=== Section Start ===
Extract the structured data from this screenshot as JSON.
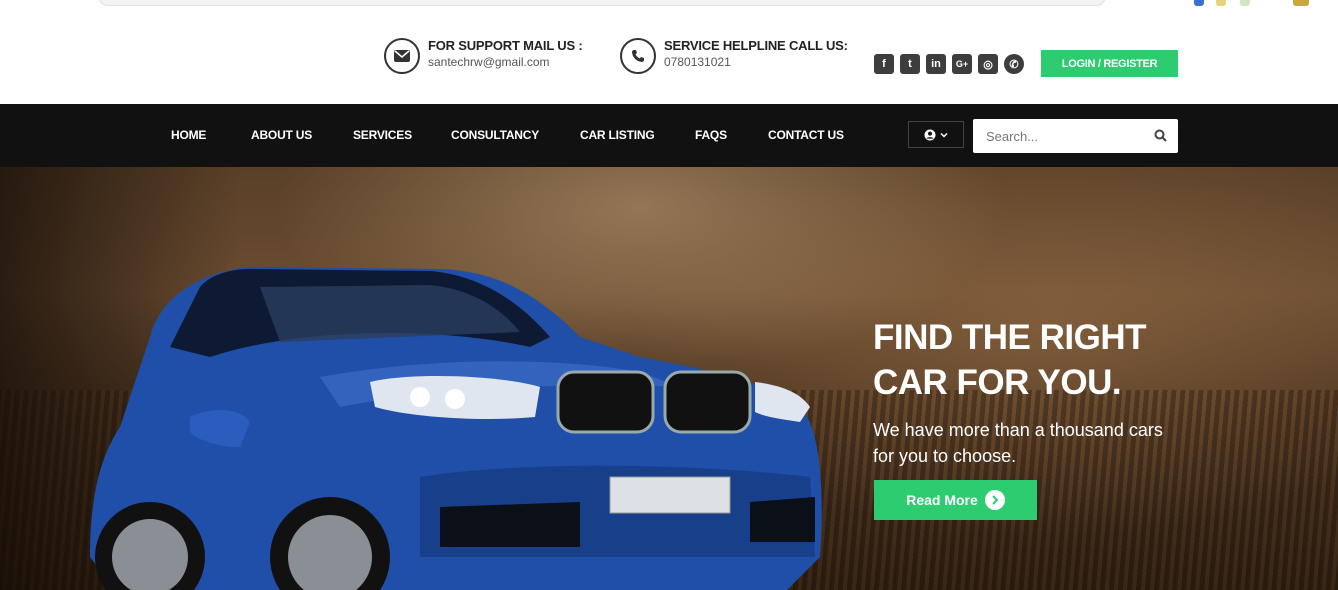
{
  "topbar": {
    "mail": {
      "label": "FOR SUPPORT MAIL US :",
      "value": "santechrw@gmail.com",
      "icon": "envelope-icon"
    },
    "phone": {
      "label": "SERVICE HELPLINE CALL US:",
      "value": "0780131021",
      "icon": "phone-icon"
    },
    "social": [
      {
        "name": "facebook-icon",
        "glyph": "f"
      },
      {
        "name": "twitter-icon",
        "glyph": "t"
      },
      {
        "name": "linkedin-icon",
        "glyph": "in"
      },
      {
        "name": "google-plus-icon",
        "glyph": "G+"
      },
      {
        "name": "instagram-icon",
        "glyph": "◎"
      },
      {
        "name": "whatsapp-icon",
        "glyph": "✆"
      }
    ],
    "login_label": "LOGIN / REGISTER"
  },
  "nav": {
    "items": [
      "HOME",
      "ABOUT US",
      "SERVICES",
      "CONSULTANCY",
      "CAR LISTING",
      "FAQS",
      "CONTACT US"
    ],
    "user_icon": "user-circle-icon",
    "search_placeholder": "Search..."
  },
  "hero": {
    "title_line1": "FIND THE RIGHT",
    "title_line2": "CAR FOR YOU.",
    "subtitle_line1": "We have more than a thousand cars",
    "subtitle_line2": "for you to choose.",
    "button_label": "Read More"
  },
  "colors": {
    "accent": "#2ecc71",
    "nav_bg": "#111111",
    "car_blue": "#1f4fa8"
  }
}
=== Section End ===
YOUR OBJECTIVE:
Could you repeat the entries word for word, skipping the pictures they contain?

ANSWER SECTION:
Extract the structured data from this screenshot as JSON.
{
  "topbar": {
    "mail": {
      "label": "FOR SUPPORT MAIL US :",
      "value": "santechrw@gmail.com",
      "icon": "envelope-icon"
    },
    "phone": {
      "label": "SERVICE HELPLINE CALL US:",
      "value": "0780131021",
      "icon": "phone-icon"
    },
    "social": [
      {
        "name": "facebook-icon",
        "glyph": "f"
      },
      {
        "name": "twitter-icon",
        "glyph": "t"
      },
      {
        "name": "linkedin-icon",
        "glyph": "in"
      },
      {
        "name": "google-plus-icon",
        "glyph": "G+"
      },
      {
        "name": "instagram-icon",
        "glyph": "◎"
      },
      {
        "name": "whatsapp-icon",
        "glyph": "✆"
      }
    ],
    "login_label": "LOGIN / REGISTER"
  },
  "nav": {
    "items": [
      "HOME",
      "ABOUT US",
      "SERVICES",
      "CONSULTANCY",
      "CAR LISTING",
      "FAQS",
      "CONTACT US"
    ],
    "user_icon": "user-circle-icon",
    "search_placeholder": "Search..."
  },
  "hero": {
    "title_line1": "FIND THE RIGHT",
    "title_line2": "CAR FOR YOU.",
    "subtitle_line1": "We have more than a thousand cars",
    "subtitle_line2": "for you to choose.",
    "button_label": "Read More"
  },
  "colors": {
    "accent": "#2ecc71",
    "nav_bg": "#111111",
    "car_blue": "#1f4fa8"
  }
}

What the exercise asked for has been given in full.